Total minority undergraduates increased 40% from 3,643 to 5,274 over the past 10 years, compared to a 10% increase in the student body overall for the decade. Total minority graduate students increased 40% from 907 to 1,304 over the past ten years. The UVA School of Medicine’s underrepresented minority (URM) students increased from 6% to 28% in a decade, averaging 23% over the past 5 years. The School of Medicine averaged 12% African Americans in each entering class the past 5 years, 50% above the national average; but we went down to the national average of 8% the past year following the events of August 11 and 12.
Total minority teaching and research faculty increased 70% from 309 to 537 the past ten years. Total African American teaching and research faculty increased 30% from 86 to 109 the past ten years. Of our 62 AAU research institution peers including public and private, UVA ranks number 6 in percentage of African American tenured/tenure-track faculty with UNC again just ahead of UVA. Total minority staff increased 25% from 1,084 to 1,335 the past ten years.
As a result of the efforts of many at the institution, diversity, equity, and inclusion goals and initiatives have been advanced with momentum to continue growth. Although the overall percentage of minority undergrads, grads, staff, and faculty have increased in recent years ongoing efforts are needed:
- More professorships, scholarships, and chairs
- More minorities in key administrative positions
- More space for diverse student organizations and multicultural programming
- More Native American students and faculty recruited and supported
- Establish American Studies department
- Establish Native American studies
- Establish Asian American/Pacific Islander and Latinx studies majors
Considering negative events in our community in recent years, the annual student survey,
Student Experience in the Research University (SERU) has shown a downward trend in scoring for the question “I feel I belong at UVA,” especially for African American and Muslim students. We must continue to work diligently to improve the climate and sense of belonging for all in our community.
We acknowledge ongoing challenges as well as our progress, and the future looks bright. Our 9th President Jim Ryan, who himself was a first-generation college student, is creating a shared vision for the future focusing on community, discovery, and service. This fall, a record 25,126 students applied to the UVA class of 2023 via the early application process; about 17% more than last year. Overall, almost 41,000 students applied for admission through either early or regular admission.
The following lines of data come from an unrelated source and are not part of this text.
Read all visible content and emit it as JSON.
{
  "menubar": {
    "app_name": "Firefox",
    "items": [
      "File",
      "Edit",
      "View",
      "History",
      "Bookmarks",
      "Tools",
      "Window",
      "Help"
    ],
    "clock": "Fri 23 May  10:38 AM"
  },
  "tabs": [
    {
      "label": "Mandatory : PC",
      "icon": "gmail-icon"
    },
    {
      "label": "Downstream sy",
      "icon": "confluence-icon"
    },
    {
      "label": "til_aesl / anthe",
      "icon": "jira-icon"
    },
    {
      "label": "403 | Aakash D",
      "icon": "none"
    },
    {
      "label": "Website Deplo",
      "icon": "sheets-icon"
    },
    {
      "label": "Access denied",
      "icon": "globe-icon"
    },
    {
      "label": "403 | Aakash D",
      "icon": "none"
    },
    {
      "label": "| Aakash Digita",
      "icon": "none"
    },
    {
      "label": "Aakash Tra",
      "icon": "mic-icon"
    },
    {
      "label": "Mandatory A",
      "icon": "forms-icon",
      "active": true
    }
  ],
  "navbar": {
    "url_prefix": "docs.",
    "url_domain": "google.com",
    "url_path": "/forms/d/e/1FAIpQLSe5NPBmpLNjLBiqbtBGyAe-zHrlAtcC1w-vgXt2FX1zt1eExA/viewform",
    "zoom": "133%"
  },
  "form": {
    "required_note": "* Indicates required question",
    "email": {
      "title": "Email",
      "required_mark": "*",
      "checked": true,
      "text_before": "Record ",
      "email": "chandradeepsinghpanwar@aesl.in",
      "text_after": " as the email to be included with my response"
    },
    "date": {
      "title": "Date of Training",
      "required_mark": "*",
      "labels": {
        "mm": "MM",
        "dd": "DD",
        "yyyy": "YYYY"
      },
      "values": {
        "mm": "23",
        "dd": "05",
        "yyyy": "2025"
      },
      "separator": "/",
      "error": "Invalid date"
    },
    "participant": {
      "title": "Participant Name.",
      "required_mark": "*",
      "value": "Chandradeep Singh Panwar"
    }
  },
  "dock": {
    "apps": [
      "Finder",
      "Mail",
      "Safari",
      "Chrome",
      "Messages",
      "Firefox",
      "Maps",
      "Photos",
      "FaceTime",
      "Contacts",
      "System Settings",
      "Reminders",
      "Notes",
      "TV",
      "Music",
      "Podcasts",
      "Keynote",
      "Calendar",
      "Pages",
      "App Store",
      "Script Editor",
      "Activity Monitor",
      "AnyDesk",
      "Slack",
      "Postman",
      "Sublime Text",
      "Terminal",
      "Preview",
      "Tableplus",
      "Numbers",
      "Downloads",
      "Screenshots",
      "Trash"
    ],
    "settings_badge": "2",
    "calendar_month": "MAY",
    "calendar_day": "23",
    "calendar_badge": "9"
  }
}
On March 22, the Office of Admission released its regular admission decision and 40% of those offered admission are minorities, an increase of 5% from last year. Offers to first generation college students rose from 10% to 11.5% this year. The 2019 entering class is on track to be the most diverse ever at UVA.
In 1970, the University instituted an annual tradition of planting a tree on to honor an individual who has made significant and lasting contributions to the University. The tree is to serve as a living memorial celebrating the individual's legacy. This year, the tree was planted in my honor east of the Rotunda near Brooks Hall, overlooking the site of the Memorial to Enslaved Laborers.
The Office for Diversity and Equity would like to wish a warm welcome to Kevin McDonald, recently announced as the new Vice President for Diversity, Equity and Inclusion. Kevin comes to us from the University of Missouri and will join the team this August.
Please see the featured articles below for news related to diversity, equity, and inclusion on Grounds. I wish you all a healthy and productive spring and summer.
Marcus L. Martin